There are three basic levels in both AKC and APDT as well as additional, advanced levels of competition in each that have been added over the years. The following is a brief description of the titling requirements at each level. Books such as Dennison’s contain lists of each venue’s required behaviors at each level.
In APDT rally, you are encouraged to praise your dog throughout the course. Petting is allowed after the conclusion of the behavior(s) on a sign. Food rewards are also allowed at the conclusion of a sign, but food must be kept concealed in a pocket and you will have points deducted if you reach for the food before the conclusion of the behavior.
•APDT Level 1: Performed on-leash. The course consists of 18 to 20 signs (or behaviors).
•APDT Level 2: Performed off-leash. The course consists of 20 to 22 signs, including behaviors from Level 1.
•APDT Level 3: Performed off-leash. The course consists of 20 to 22 signs, including behaviors from Level 1 and 2.
Three qualifying scores of 170 or higher under two different judges are required for each APDT title.
In AKC rally, you are encouraged to praise your dog throughout the course. Neither touching your dog nor using food rewards is allowed in AKC Rally.
•AKC Novice: Performed on-leash. The course consists of 10-15 signs.
•AKC Advanced: Performed off-leash. The course consists of 12-17 signs, including those from Novice.
•AKC Excellent: Performed off-leash. The course consists of 15-20 signs, including those from Novice and/or Advanced.
Three qualifying scores of 100 or higher under two different judges are required for each AKC title.
Other differences Both AKC and APDT have additional advanced titles based upon an accumulation of points earned from these higher levels of competition, and AKC has team and pairs competition, as well.
The different venues each have their own challenges, although AKC is thought by some to be the easier of the two venues and commonly used to get versatility titles (titling in more than one sport) for AKC competitors seeking that distinction.
For APDT rally competitor Ann Ford, some of the most challenging exercises to train for were the directional jump, the “offset Figure 8 around food bowls with treats in them,” and the “halt / leave dog while running” exercise. “At the higher levels, the hand cues should not be as pronounced as in Level 1. For example, a cue for a ‘down’ should not be your hand and arm held high in the air and then going down to touch the floor.
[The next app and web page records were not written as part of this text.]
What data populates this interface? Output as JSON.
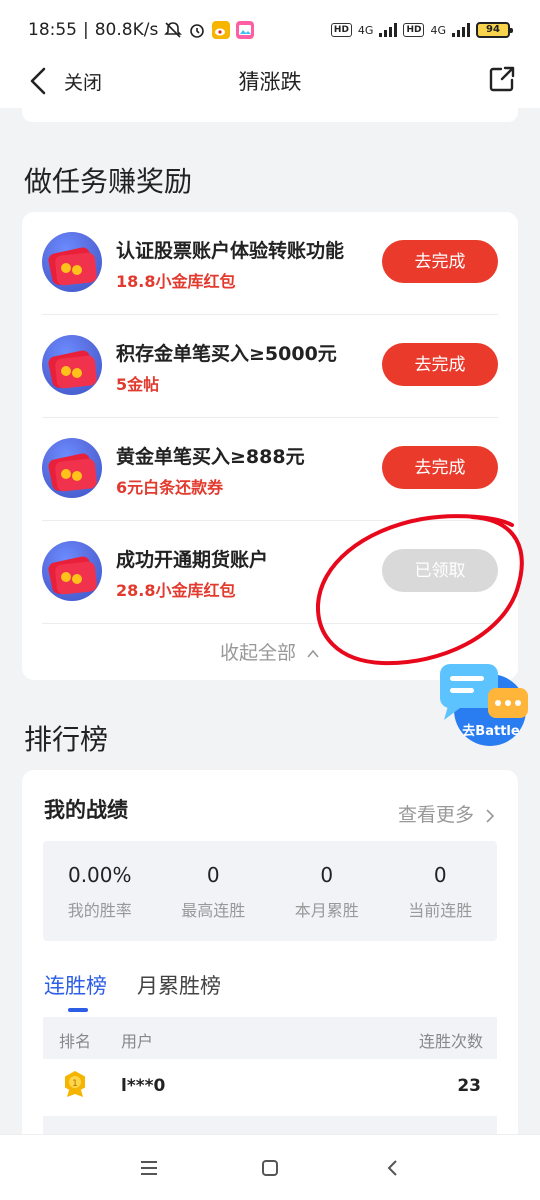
{
  "status": {
    "time": "18:55",
    "speed": "80.8K/s",
    "net_a": "4G",
    "net_b": "4G",
    "hd": "HD",
    "battery": "94"
  },
  "nav": {
    "close_label": "关闭",
    "title": "猜涨跌"
  },
  "tasks_section": {
    "title": "做任务赚奖励",
    "items": [
      {
        "title": "认证股票账户体验转账功能",
        "reward": "18.8小金库红包",
        "button": "去完成",
        "state": "todo"
      },
      {
        "title": "积存金单笔买入≥5000元",
        "reward": "5金帖",
        "button": "去完成",
        "state": "todo"
      },
      {
        "title": "黄金单笔买入≥888元",
        "reward": "6元白条还款券",
        "button": "去完成",
        "state": "todo"
      },
      {
        "title": "成功开通期货账户",
        "reward": "28.8小金库红包",
        "button": "已领取",
        "state": "done"
      }
    ],
    "collapse_label": "收起全部"
  },
  "battle": {
    "label": "去Battle"
  },
  "rank_section": {
    "title": "排行榜",
    "mine_title": "我的战绩",
    "more_label": "查看更多",
    "stats": [
      {
        "value": "0.00%",
        "label": "我的胜率"
      },
      {
        "value": "0",
        "label": "最高连胜"
      },
      {
        "value": "0",
        "label": "本月累胜"
      },
      {
        "value": "0",
        "label": "当前连胜"
      }
    ],
    "tabs": [
      "连胜榜",
      "月累胜榜"
    ],
    "table_headers": {
      "rank": "排名",
      "user": "用户",
      "count": "连胜次数"
    },
    "rows": [
      {
        "rank": "1",
        "user": "l***0",
        "count": "23"
      }
    ]
  },
  "colors": {
    "accent_red": "#ea3a2c",
    "accent_blue": "#2c5fe6",
    "done_gray": "#d9d9d9"
  }
}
“There are many challenges. In the advanced levels, you should not have to give multiple commands. A brisker, more flowing, confident pace and execution of exercises should be in place. Proper placement of handler’s footwork for pivots is also very important, but especially at the higher levels. In addition, re-tries of an exercise should be minimal. Distance work for directional jumps, straight and recalls over jumps, and the stand / down / sit at a distance (with minimal hand cues) is a must at the higher levels of competition. This is indeed a challenging sport!”
Ford remembers a particular high point in competition:
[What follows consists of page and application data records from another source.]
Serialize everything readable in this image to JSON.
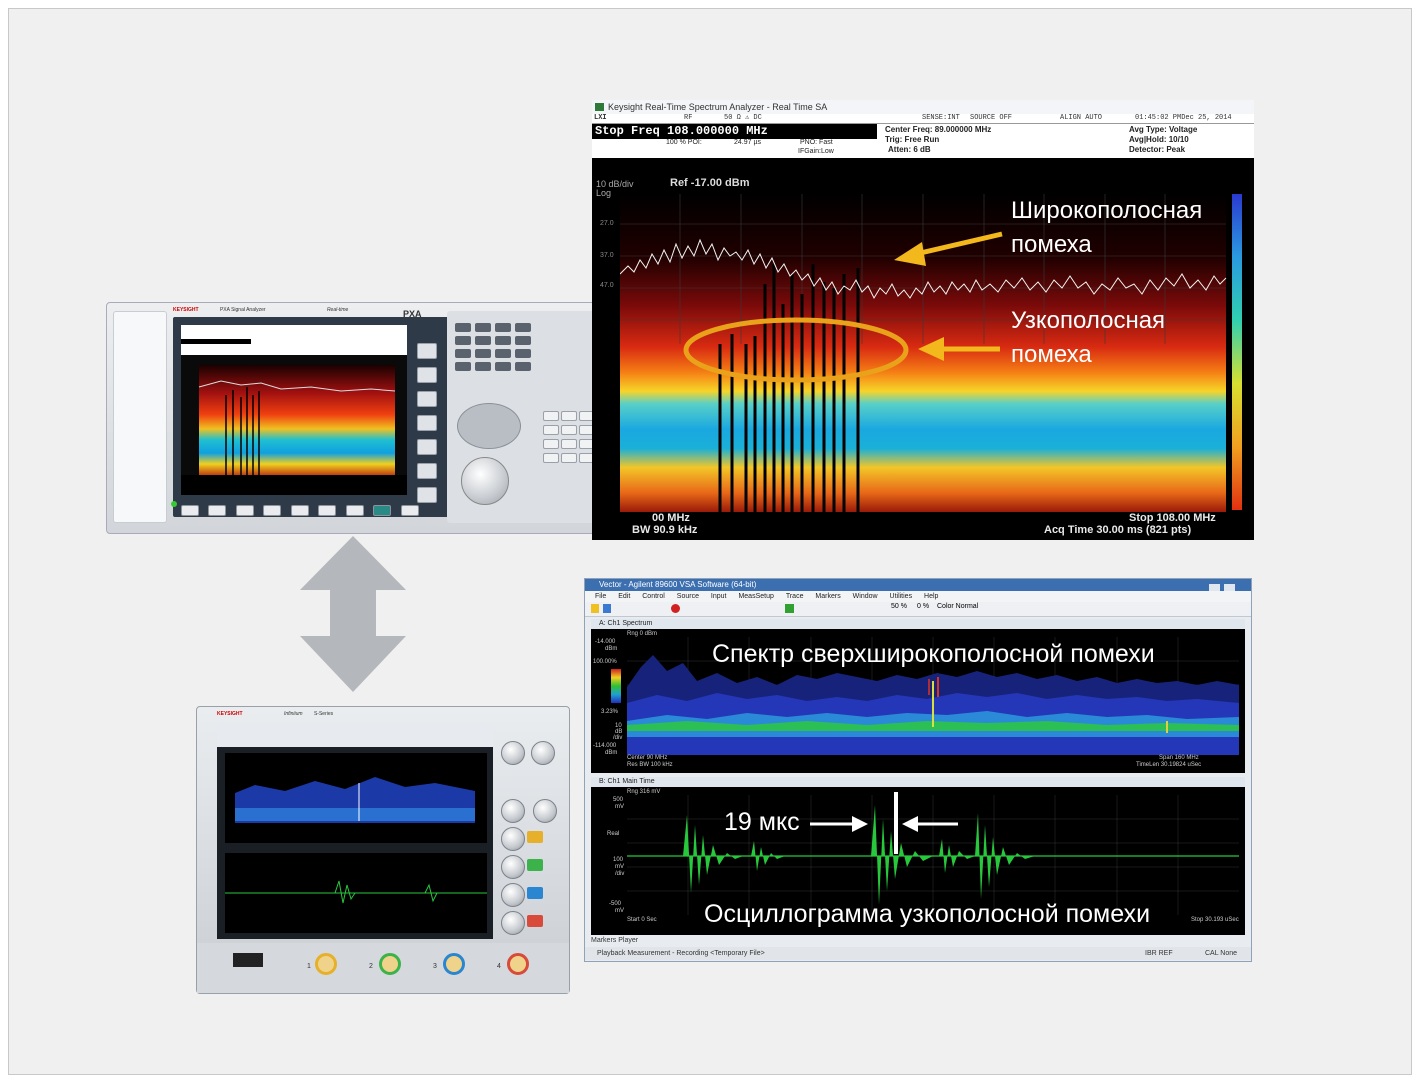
{
  "pxa_device": {
    "brand": "KEYSIGHT",
    "model": "PXA",
    "subtitle": "PXA Signal Analyzer",
    "mode": "Real-time"
  },
  "rtsa": {
    "window_title": "Keysight Real-Time Spectrum Analyzer - Real Time SA",
    "status_bar": {
      "lxi": "LXI",
      "input": "RF",
      "impedance": "50 Ω  ⚠  DC",
      "sense": "SENSE:INT",
      "source": "SOURCE OFF",
      "align": "ALIGN AUTO",
      "datetime": "01:45:02 PMDec 25, 2014"
    },
    "stop_freq_entry": "Stop Freq 108.000000 MHz",
    "pdi": "100 % POI:",
    "pdi_value": "24.97 µs",
    "pno": "PNO: Fast",
    "ifgain": "IFGain:Low",
    "center_freq": "Center Freq: 89.000000 MHz",
    "trig": "Trig: Free Run",
    "atten": "Atten: 6 dB",
    "avg_type": "Avg Type: Voltage",
    "avg_hold": "Avg|Hold: 10/10",
    "detector": "Detector: Peak",
    "scale": "10 dB/div",
    "log": "Log",
    "ref": "Ref -17.00 dBm",
    "y_ticks": [
      "27.0",
      "37.0",
      "47.0"
    ],
    "start_label": "00 MHz",
    "rbw_label": "BW 90.9 kHz",
    "stop_label": "Stop 108.00 MHz",
    "acq_label": "Acq Time  30.00 ms (821 pts)"
  },
  "annotations": {
    "wideband_line1": "Широкополосная",
    "wideband_line2": "помеха",
    "narrowband_line1": "Узкополосная",
    "narrowband_line2": "помеха",
    "uwb_spectrum": "Спектр сверхширокополосной помехи",
    "pulse_spacing": "19 мкс",
    "narrowband_waveform": "Осциллограмма узкополосной помехи"
  },
  "vsa": {
    "window_title": "Vector - Agilent 89600 VSA Software (64-bit)",
    "menu": [
      "File",
      "Edit",
      "Control",
      "Source",
      "Input",
      "MeasSetup",
      "Trace",
      "Markers",
      "Window",
      "Utilities",
      "Help"
    ],
    "toolbar_zoom": "50 %",
    "toolbar_pct": "0 %",
    "toolbar_color": "Color Normal",
    "spectrum_pane": {
      "tab": "A: Ch1 Spectrum",
      "ref": "Rng 0 dBm",
      "top_val": "-14.000",
      "top_unit": "dBm",
      "pct_hi": "100.00%",
      "pct_lo": "3.23%",
      "div": "10",
      "div_unit": "dB",
      "div_unit2": "/div",
      "bottom_val": "-114.000",
      "bottom_unit": "dBm",
      "center": "Center 90 MHz",
      "rbw": "Res BW 100 kHz",
      "span": "Span 160 MHz",
      "timelen": "TimeLen 30.19824 uSec"
    },
    "time_pane": {
      "tab": "B: Ch1 Main Time",
      "ref": "Rng 316 mV",
      "top_val": "500",
      "top_unit": "mV",
      "real": "Real",
      "mid_val": "100",
      "mid_unit": "mV",
      "mid_div": "/div",
      "bottom_val": "-500",
      "bottom_unit": "mV",
      "start": "Start 0  Sec",
      "stop": "Stop 30.193 uSec"
    },
    "bottom_tabs": "Markers  Player",
    "status_left": "Playback Measurement - Recording <Temporary File>",
    "status_mid": "IBR REF",
    "status_right": "CAL None"
  },
  "scope_device": {
    "brand": "KEYSIGHT",
    "model": "Infiniium",
    "series": "S-Series",
    "channels": [
      "1",
      "2",
      "3",
      "4"
    ]
  },
  "colors": {
    "annotation_arrow": "#f2b81c",
    "ellipse": "#e9a21a",
    "double_arrow": "#b4b7bb",
    "waveform_green": "#28c83c"
  }
}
“When we tried for APDT Level 3 for the very first time, Jenny was so beautiful on the course, her tail up over her back, her face totally lit up and smiling up at me the whole time, she was in her glory, even with all the demands of Level 3.
“I did have tears, remembering the days when I almost gave up doing any competition with her because she was unhappy in the ring and I didn’t know what to do about it. Accomplishing our ARCHEX (APDT Rally Champion Extraordinaire) brought it all together: Jenny and I are a team. Rally helped bring our minds and hearts together.”
How to get started
Check out some good books and DVDs and call local trainers to see if they offer rally classes. Many obedience clubs now offer rally. View the APDT website or contact its office to find a trainer who offers rally classes. Some trainers teach only AKC rally, so be sure to get a couple of books that detail the differences between the two venues if you want to compete in both.
Terry Long, CPDT, is a writer, agility instructor, and behavior counselor in Long Beach, CA. She lives with four dogs and a cat and is addicted to agility and animal behavior.